• THE PROBLEM:
For the entries that follow, give the number of lines holding the string "word" and nothing more.

-- RECORDED INFORMATION follows --

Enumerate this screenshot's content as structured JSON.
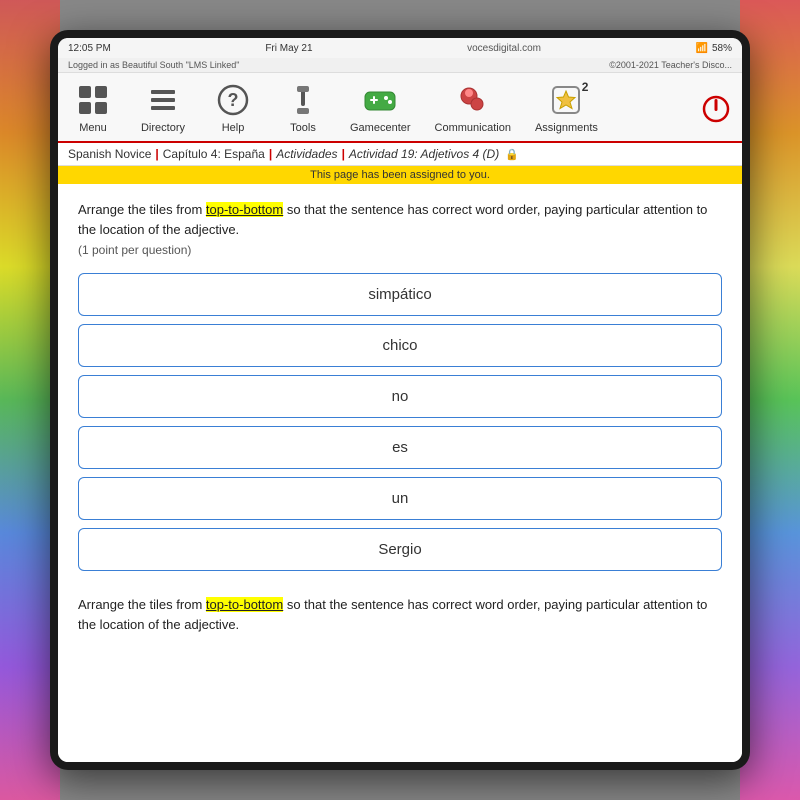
{
  "status": {
    "time": "12:05 PM",
    "date": "Fri May 21",
    "url": "vocesdigital.com",
    "battery": "58%",
    "logged_in": "Logged in as Beautiful South \"LMS Linked\"",
    "copyright": "©2001-2021 Teacher's Disco..."
  },
  "nav": {
    "items": [
      {
        "id": "menu",
        "label": "Menu",
        "icon": "grid-icon"
      },
      {
        "id": "directory",
        "label": "Directory",
        "icon": "list-icon"
      },
      {
        "id": "help",
        "label": "Help",
        "icon": "question-icon"
      },
      {
        "id": "tools",
        "label": "Tools",
        "icon": "tools-icon"
      },
      {
        "id": "gamecenter",
        "label": "Gamecenter",
        "icon": "game-icon"
      },
      {
        "id": "communication",
        "label": "Communication",
        "icon": "comm-icon"
      },
      {
        "id": "assignments",
        "label": "Assignments",
        "icon": "star-icon",
        "badge": "2"
      }
    ],
    "power_label": "⏻"
  },
  "breadcrumb": {
    "items": [
      {
        "id": "spanish-novice",
        "label": "Spanish Novice",
        "italic": false
      },
      {
        "id": "chapter",
        "label": "Capítulo 4: España",
        "italic": false
      },
      {
        "id": "actividades",
        "label": "Actividades",
        "italic": true
      },
      {
        "id": "activity",
        "label": "Actividad 19: Adjetivos 4 (D)",
        "italic": true
      }
    ]
  },
  "assigned_banner": "This page has been assigned to you.",
  "instruction": {
    "text_before": "Arrange the tiles from ",
    "highlight": "top-to-bottom",
    "text_after": " so that the sentence has correct word order, paying particular attention to the location of the adjective.",
    "points": "(1 point per question)"
  },
  "tiles": [
    {
      "id": "tile-1",
      "word": "simpático"
    },
    {
      "id": "tile-2",
      "word": "chico"
    },
    {
      "id": "tile-3",
      "word": "no"
    },
    {
      "id": "tile-4",
      "word": "es"
    },
    {
      "id": "tile-5",
      "word": "un"
    },
    {
      "id": "tile-6",
      "word": "Sergio"
    }
  ],
  "bottom_instruction": {
    "text_before": "Arrange the tiles from ",
    "highlight": "top-to-bottom",
    "text_after": " so that the sentence has correct word order, paying particular attention to the location of the adjective."
  }
}
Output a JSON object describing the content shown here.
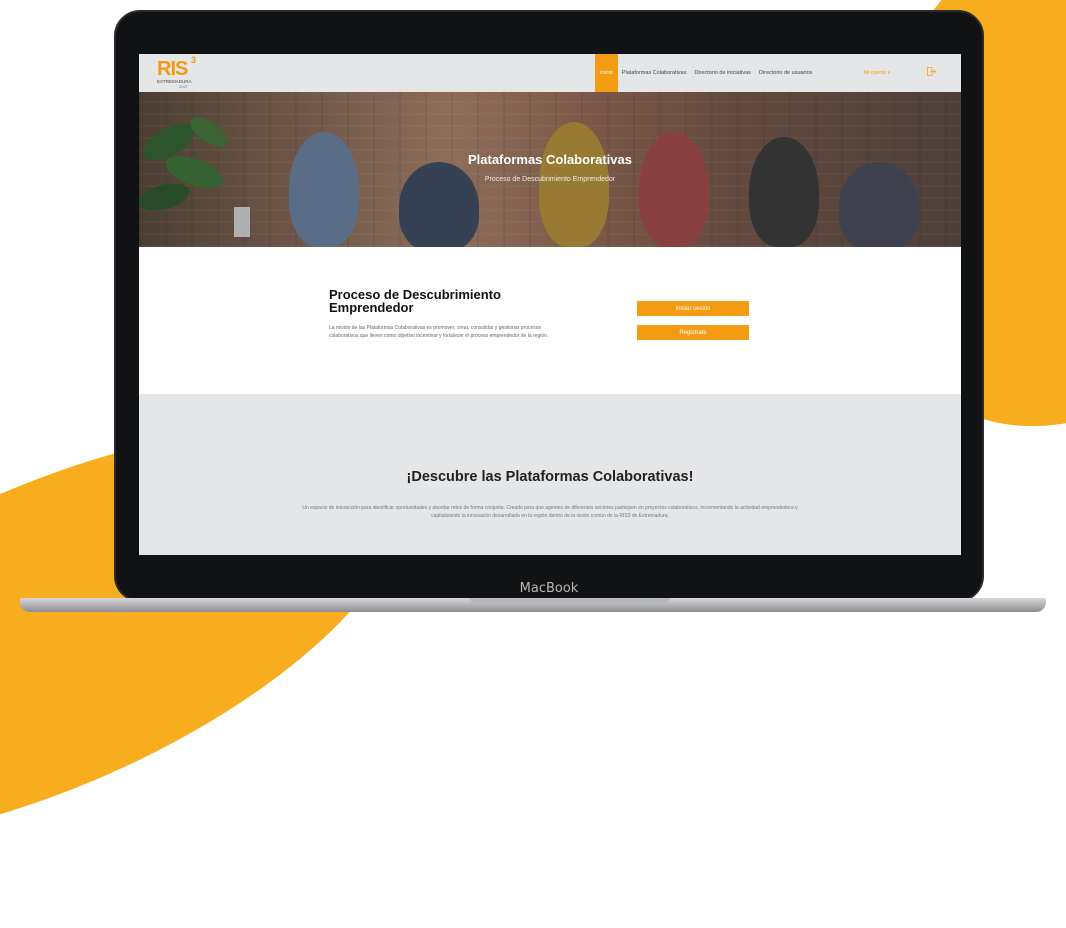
{
  "device": {
    "label": "MacBook"
  },
  "header": {
    "logo": {
      "main": "RIS",
      "sup": "3",
      "sub": "EXTREMADURA",
      "year": "2027"
    },
    "nav": [
      {
        "label": "Inicio",
        "active": true
      },
      {
        "label": "Plataformas Colaborativas",
        "active": false
      },
      {
        "label": "Directorio de iniciativas",
        "active": false
      },
      {
        "label": "Directorio de usuarios",
        "active": false
      }
    ],
    "language": "Mi cuenta ∨",
    "logout_icon": "logout-icon"
  },
  "hero": {
    "title": "Plataformas Colaborativas",
    "subtitle": "Proceso de Descubrimiento Emprendedor"
  },
  "intro": {
    "title": "Proceso de Descubrimiento Emprendedor",
    "text": "La misión de las Plataformas Colaborativas es promover, crear, consolidar y gestionar procesos colaborativos que lleven como objetivo incentivar y fortalecer el proceso emprendedor de la región.",
    "login_button": "Iniciar sesión",
    "register_button": "Registrate"
  },
  "discover": {
    "title": "¡Descubre las Plataformas Colaborativas!",
    "text": "Un espacio de interacción para identificar oportunidades y abordar retos de forma conjunta. Creado para que agentes de diferentes sectores participen en proyectos colaborativos, incrementando la actividad emprendedora y capitalizando la innovación desarrollada en la región dentro de la visión común de la RIS3 de Extremadura."
  },
  "colors": {
    "accent": "#f39c12",
    "brand_swoosh": "#f7ad1e",
    "header_bg": "#e4e6e8"
  }
}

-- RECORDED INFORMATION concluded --

• ANSWER SECTION:
8